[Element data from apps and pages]
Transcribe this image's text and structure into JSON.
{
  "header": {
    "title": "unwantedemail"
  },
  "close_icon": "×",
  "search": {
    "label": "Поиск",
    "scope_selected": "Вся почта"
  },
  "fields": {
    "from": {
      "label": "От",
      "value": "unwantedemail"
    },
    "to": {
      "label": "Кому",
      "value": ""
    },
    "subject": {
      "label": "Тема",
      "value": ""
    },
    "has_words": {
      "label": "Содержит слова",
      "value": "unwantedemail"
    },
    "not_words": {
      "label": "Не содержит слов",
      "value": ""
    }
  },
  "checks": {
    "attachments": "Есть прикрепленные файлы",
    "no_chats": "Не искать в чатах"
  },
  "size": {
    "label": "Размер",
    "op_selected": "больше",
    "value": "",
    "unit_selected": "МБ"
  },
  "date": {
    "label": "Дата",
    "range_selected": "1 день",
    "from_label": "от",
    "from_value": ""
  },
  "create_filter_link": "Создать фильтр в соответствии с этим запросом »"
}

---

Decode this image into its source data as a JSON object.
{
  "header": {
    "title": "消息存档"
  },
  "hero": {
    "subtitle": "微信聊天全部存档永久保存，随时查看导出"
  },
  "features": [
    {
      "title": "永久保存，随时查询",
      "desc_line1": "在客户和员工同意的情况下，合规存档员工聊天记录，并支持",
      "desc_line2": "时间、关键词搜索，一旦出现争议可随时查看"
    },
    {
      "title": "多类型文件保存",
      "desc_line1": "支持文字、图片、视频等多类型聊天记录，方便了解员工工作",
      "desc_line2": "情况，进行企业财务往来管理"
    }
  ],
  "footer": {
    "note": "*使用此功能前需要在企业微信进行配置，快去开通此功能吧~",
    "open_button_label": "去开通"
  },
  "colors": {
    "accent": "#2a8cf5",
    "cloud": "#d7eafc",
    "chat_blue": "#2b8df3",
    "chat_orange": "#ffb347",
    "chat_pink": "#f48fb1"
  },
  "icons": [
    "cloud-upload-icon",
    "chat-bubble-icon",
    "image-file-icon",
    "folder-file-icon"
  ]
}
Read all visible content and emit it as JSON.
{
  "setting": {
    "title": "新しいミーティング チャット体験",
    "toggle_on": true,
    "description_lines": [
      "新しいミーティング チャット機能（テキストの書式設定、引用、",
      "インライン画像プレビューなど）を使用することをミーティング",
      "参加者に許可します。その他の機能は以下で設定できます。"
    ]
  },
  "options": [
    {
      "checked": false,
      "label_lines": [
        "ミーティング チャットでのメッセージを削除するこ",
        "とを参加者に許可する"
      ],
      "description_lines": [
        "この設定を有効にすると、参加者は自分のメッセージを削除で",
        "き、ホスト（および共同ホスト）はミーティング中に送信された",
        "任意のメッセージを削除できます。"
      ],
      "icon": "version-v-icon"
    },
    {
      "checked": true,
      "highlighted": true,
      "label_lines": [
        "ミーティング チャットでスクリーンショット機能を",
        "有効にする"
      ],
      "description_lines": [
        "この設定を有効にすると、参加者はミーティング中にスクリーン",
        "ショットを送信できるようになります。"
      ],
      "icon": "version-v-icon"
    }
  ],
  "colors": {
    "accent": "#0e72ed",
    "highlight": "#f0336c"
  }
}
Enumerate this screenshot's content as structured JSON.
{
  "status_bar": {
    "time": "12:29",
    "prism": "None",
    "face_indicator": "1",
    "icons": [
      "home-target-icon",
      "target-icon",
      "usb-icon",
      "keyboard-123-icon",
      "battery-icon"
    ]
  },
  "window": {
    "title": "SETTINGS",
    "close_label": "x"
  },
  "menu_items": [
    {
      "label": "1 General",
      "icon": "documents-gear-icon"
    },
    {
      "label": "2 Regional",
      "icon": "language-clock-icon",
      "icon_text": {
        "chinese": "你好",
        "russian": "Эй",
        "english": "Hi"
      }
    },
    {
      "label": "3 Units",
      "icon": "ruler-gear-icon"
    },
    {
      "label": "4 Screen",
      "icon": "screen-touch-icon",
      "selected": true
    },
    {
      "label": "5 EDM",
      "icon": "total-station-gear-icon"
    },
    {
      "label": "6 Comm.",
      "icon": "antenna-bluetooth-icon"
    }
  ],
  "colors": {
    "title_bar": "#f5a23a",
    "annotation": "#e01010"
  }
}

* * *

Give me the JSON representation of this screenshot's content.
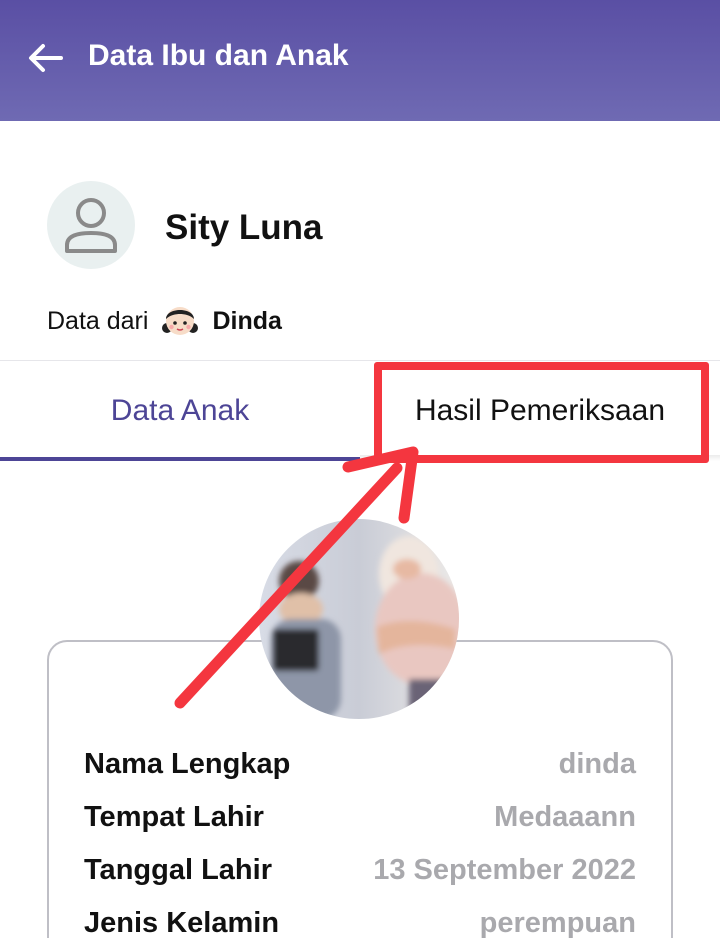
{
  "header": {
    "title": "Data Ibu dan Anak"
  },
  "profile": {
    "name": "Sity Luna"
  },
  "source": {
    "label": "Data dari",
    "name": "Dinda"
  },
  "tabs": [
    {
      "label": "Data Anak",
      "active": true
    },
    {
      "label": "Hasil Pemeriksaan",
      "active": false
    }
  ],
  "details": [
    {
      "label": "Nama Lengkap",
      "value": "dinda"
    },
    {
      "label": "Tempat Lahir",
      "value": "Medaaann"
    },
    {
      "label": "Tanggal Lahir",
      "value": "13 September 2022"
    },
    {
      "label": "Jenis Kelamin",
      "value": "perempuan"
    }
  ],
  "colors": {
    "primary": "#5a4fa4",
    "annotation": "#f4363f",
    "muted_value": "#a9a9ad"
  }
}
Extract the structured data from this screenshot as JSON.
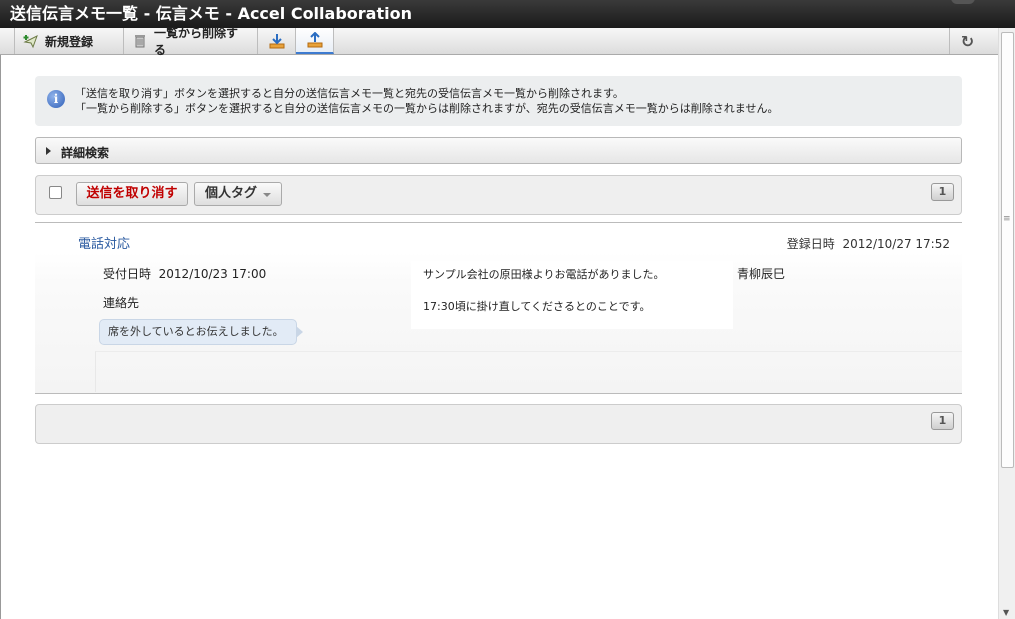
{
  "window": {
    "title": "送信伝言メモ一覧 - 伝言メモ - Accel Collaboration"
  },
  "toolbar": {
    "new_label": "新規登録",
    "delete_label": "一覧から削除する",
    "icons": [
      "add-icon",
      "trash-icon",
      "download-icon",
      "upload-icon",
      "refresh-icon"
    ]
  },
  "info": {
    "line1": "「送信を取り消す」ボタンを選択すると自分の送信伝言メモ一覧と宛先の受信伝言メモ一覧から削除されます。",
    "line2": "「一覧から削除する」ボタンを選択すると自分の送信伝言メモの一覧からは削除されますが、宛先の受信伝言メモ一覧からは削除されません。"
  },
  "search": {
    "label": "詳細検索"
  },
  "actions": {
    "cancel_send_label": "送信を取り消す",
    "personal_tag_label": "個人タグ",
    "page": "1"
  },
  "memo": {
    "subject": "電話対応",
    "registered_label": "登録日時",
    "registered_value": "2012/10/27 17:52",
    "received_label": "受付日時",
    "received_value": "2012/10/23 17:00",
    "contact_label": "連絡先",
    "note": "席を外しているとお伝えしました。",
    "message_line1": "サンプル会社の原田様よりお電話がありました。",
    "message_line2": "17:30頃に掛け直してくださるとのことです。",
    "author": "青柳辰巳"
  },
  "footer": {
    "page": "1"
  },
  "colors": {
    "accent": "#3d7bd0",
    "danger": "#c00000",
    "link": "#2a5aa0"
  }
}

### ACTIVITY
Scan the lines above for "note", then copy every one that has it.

### YOUR SOLUTION
    "note": "*使用此功能前需要在企业微信进行配置，快去开通此功能吧~",
    "note": "席を外しているとお伝えしました。",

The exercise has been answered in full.